> Problem details
Each line holding the word "name" must appear in the answer, copied from the entries.

> Given records
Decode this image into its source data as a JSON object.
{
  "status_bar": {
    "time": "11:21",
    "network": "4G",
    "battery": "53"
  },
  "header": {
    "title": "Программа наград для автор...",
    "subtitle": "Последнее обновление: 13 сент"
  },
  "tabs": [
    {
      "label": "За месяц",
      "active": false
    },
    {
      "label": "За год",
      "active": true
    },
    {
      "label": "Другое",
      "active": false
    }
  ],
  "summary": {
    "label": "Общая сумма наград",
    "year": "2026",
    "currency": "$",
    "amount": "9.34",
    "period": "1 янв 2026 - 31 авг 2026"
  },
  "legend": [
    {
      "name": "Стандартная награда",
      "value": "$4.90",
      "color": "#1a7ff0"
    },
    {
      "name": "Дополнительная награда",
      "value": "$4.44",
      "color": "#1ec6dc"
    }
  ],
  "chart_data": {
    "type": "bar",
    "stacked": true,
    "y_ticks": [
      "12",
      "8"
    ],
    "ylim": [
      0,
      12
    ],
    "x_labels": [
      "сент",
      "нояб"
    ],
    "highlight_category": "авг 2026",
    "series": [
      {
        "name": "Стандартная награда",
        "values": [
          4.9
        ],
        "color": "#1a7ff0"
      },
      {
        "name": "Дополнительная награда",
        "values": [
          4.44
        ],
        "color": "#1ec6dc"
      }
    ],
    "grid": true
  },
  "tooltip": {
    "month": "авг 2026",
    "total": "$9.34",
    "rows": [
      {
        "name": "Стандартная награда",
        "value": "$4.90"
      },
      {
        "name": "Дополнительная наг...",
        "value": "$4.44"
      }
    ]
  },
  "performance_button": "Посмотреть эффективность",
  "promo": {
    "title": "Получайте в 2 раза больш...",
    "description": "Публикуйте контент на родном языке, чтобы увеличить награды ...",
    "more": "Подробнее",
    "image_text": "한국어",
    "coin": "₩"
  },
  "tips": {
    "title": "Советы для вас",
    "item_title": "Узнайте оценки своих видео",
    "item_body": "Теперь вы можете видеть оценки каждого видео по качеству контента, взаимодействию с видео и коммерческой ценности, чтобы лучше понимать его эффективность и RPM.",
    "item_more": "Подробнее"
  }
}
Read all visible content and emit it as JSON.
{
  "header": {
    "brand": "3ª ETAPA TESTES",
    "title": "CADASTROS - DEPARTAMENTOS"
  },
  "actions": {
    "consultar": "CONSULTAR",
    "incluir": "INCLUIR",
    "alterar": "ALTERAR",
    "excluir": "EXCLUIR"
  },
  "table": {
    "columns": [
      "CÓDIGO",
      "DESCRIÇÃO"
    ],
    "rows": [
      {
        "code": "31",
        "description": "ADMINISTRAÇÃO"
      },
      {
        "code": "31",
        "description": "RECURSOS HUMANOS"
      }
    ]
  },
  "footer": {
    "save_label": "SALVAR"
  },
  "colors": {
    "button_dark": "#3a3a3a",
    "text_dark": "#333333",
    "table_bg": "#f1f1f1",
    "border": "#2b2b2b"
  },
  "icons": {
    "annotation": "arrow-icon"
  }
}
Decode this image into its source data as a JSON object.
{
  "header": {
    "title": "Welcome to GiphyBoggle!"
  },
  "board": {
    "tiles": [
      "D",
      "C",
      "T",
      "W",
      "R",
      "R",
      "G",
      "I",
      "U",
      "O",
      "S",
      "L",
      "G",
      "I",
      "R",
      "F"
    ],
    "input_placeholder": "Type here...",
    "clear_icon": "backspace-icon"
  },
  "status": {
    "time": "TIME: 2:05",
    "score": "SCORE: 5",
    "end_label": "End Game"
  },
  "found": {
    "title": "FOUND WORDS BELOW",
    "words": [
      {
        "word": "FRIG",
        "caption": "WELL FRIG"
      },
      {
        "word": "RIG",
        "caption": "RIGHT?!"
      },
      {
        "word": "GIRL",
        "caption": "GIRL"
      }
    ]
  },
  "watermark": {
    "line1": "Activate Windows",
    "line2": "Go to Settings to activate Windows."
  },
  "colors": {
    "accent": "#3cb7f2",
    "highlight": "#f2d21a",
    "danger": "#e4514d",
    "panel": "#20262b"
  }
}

> Task output
      "name": "Стандартная награда",
      "name": "Дополнительная награда",
        "name": "Стандартная награда",
        "name": "Дополнительная награда",
        "name": "Стандартная награда",
        "name": "Дополнительная наг...",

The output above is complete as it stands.